#BlackPeopleTravelToo

I’ve been in Addis for about 6 weeks now, and despite a slightly challenging first month, I can now say that I am adjusting pretty well to life in the city! I went from feeling like I had all the time in the world to explore Addis, to feeling as though time is literally slipping through my hands. There is still so much work to do, and there’s plenty more to see. Travel plans are being made and final projects are coming together. July has already been  an eventful month and it shows no sign of slowing down. I look forward to it though, I’m so ready to get my #blackgirlstraveltoo on!

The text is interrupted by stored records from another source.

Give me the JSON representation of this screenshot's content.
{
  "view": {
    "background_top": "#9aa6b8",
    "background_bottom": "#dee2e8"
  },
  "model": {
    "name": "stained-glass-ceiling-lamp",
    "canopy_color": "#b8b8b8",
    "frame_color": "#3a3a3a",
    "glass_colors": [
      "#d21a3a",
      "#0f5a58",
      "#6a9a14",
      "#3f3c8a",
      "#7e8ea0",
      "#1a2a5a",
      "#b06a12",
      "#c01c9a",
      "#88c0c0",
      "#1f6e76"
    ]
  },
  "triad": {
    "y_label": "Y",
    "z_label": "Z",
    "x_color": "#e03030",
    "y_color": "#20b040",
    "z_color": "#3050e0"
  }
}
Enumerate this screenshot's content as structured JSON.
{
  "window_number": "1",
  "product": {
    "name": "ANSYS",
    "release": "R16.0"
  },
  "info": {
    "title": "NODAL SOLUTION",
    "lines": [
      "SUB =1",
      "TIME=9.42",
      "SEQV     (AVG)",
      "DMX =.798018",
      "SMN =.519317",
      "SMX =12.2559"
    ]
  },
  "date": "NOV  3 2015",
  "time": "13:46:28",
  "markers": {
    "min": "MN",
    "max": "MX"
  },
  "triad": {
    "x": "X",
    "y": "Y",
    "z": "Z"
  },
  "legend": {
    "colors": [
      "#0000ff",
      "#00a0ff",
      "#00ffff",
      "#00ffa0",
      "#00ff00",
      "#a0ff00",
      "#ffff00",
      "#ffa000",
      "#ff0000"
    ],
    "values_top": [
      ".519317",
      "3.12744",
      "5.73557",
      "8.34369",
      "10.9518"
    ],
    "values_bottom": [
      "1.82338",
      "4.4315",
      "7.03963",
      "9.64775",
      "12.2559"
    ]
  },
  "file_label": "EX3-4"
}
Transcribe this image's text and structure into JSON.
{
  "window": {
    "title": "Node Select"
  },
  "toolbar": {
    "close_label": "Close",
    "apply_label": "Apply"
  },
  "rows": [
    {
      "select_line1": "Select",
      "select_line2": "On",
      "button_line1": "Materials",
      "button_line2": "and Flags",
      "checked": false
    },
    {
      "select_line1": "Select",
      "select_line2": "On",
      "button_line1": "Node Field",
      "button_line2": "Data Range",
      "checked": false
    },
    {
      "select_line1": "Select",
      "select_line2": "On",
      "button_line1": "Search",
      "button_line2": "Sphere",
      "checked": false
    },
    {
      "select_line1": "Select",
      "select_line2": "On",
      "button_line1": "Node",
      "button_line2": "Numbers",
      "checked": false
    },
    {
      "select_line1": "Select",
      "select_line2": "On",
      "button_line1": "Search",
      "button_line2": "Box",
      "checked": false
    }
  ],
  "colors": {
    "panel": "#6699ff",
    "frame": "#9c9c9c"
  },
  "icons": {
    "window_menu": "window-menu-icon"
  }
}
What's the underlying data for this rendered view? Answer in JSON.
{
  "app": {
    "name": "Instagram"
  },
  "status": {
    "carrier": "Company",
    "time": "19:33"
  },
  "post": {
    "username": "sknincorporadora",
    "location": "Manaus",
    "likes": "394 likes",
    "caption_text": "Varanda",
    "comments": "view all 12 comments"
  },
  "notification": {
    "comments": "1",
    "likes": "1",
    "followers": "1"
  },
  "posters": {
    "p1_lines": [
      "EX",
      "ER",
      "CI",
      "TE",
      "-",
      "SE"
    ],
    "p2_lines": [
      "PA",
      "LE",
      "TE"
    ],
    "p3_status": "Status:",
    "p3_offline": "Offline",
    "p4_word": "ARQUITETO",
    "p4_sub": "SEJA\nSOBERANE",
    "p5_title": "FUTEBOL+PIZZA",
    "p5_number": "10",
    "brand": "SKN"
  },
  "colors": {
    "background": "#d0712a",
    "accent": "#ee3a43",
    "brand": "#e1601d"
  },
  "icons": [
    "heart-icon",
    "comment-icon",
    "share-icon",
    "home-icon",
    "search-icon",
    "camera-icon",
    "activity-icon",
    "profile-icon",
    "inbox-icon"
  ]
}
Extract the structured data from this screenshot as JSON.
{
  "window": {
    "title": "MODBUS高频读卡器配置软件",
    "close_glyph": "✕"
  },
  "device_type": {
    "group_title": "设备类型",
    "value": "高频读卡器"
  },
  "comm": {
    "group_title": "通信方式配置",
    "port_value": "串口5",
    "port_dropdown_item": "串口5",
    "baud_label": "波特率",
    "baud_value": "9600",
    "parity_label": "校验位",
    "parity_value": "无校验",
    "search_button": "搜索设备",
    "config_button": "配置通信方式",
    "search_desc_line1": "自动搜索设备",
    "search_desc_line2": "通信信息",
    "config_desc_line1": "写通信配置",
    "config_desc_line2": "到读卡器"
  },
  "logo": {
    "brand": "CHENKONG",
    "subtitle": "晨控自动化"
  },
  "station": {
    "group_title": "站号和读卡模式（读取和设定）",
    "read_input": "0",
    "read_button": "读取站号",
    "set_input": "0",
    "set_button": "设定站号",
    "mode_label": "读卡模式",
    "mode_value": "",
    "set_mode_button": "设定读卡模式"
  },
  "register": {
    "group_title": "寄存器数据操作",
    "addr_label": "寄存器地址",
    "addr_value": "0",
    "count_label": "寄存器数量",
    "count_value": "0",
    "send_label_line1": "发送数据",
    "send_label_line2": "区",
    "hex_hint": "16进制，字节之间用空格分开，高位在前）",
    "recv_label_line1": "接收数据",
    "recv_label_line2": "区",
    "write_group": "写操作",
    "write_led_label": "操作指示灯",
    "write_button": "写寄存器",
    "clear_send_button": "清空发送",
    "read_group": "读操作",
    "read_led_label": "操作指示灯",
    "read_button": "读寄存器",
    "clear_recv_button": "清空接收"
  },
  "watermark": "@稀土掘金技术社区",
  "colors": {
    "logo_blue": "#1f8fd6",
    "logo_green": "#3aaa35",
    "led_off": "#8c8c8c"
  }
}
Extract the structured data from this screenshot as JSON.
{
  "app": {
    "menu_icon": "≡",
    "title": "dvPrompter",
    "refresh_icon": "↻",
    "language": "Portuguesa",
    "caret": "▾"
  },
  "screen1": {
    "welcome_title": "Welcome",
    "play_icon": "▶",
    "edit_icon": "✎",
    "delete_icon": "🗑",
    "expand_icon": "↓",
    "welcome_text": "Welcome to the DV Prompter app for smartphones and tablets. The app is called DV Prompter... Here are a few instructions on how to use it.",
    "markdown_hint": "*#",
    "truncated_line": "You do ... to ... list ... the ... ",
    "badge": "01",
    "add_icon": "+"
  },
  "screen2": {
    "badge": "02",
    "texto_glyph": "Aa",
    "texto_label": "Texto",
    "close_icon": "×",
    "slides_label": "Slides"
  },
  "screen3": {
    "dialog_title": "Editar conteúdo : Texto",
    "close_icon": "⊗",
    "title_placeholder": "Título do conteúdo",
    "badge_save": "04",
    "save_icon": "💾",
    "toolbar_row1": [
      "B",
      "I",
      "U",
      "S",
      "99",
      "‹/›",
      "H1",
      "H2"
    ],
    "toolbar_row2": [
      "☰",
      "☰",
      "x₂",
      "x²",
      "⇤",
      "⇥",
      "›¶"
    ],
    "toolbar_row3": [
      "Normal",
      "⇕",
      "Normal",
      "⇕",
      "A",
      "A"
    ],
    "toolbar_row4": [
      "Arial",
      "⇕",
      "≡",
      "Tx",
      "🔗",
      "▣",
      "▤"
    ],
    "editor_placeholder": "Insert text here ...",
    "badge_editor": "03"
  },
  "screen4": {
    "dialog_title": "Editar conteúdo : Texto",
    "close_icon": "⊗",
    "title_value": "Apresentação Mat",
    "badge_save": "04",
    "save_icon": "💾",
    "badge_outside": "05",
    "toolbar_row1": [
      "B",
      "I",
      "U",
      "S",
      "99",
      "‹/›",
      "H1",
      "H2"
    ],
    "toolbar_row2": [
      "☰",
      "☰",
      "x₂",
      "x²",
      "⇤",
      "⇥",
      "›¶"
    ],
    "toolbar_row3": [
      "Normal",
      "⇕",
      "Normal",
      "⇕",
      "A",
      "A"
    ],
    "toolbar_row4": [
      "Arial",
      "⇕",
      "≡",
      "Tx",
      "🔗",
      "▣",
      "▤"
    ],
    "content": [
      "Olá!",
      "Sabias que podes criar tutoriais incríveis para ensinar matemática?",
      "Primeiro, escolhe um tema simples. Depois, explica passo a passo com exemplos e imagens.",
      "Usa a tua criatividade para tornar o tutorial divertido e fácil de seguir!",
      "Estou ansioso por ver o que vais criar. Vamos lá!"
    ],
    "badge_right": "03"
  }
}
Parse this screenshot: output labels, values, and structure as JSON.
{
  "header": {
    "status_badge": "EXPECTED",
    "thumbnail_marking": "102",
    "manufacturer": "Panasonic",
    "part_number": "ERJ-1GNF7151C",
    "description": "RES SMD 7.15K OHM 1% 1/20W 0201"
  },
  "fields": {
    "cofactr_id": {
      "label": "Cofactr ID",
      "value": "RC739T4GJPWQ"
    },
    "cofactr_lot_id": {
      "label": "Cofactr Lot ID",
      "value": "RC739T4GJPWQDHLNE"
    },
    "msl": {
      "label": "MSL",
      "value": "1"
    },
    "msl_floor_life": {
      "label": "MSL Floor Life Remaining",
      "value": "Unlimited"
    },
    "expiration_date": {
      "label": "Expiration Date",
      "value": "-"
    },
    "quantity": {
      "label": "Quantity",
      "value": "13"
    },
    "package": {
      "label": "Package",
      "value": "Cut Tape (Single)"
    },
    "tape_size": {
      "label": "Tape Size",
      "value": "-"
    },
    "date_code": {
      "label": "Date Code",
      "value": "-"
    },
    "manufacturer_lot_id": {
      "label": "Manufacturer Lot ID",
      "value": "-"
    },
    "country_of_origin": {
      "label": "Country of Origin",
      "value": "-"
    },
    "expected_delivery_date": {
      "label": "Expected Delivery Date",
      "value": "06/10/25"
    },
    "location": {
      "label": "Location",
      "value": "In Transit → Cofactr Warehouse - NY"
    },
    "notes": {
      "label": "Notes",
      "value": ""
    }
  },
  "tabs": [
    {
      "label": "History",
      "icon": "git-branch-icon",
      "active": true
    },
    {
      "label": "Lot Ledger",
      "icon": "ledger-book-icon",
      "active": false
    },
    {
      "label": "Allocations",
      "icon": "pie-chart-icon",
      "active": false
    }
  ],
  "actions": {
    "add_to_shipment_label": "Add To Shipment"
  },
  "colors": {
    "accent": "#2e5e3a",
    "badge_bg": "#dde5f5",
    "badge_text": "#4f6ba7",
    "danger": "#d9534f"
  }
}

Being able to make all of these travel plans has made me acutely aware of my privilege and of the fact that I am in a somewhat unique position as a Black woman who gets to do so. I love all the travel movements that have sprung up on social media recently like Travel Noire and the previously mentioned, Black Girls Travel Too accounts. It’s great that people of color have a platform to see others that look just like them traveling and seeing the world for themselves. I understand the importance of such sites, and I appreciate them. However, I am still discontented with the fact that it’s still uncommon enough for young black people to travel– or for people to recognize that there are young black people traveling– that it needs to be highlighted.

Black people certainly travel, this is a fact. But another fact is that many in communities of color aren’t afforded the same opportunities to venture beyond their hometowns as their White counterparts. It’s an injustice that prevents entire populations from taking part in knowledge that encourages growth. This issue is mostly seen as one having to do with class, rather than race, but it is clear that the lack of opportunity to travel, disproportionately affects young people of color. This is not okay.

All of this has me thinking about ways in which we can assure that Black students  from underprivelged communities in the U.S., are given the opportunity to travel in their formative years. It’s vital that they see that there is life for Black people beyond the injustices that occur for Black folks in America and that they don’t have to be defined by this. They may find that there is more injustice elsewhere in the world or they may find that there is less–the point is that they deserve to see for themselves. If it is true that “travel and change of place impart new vigor to the mind,”then it is absolutely true that we are doing a disservice to our youth of color if they aren’t given a chance to learn and to impart such vigor through their own lived experiences.

IMG_6884(One of my favorite travel pics. Malcolm X in Cairo, Egypt, 1964)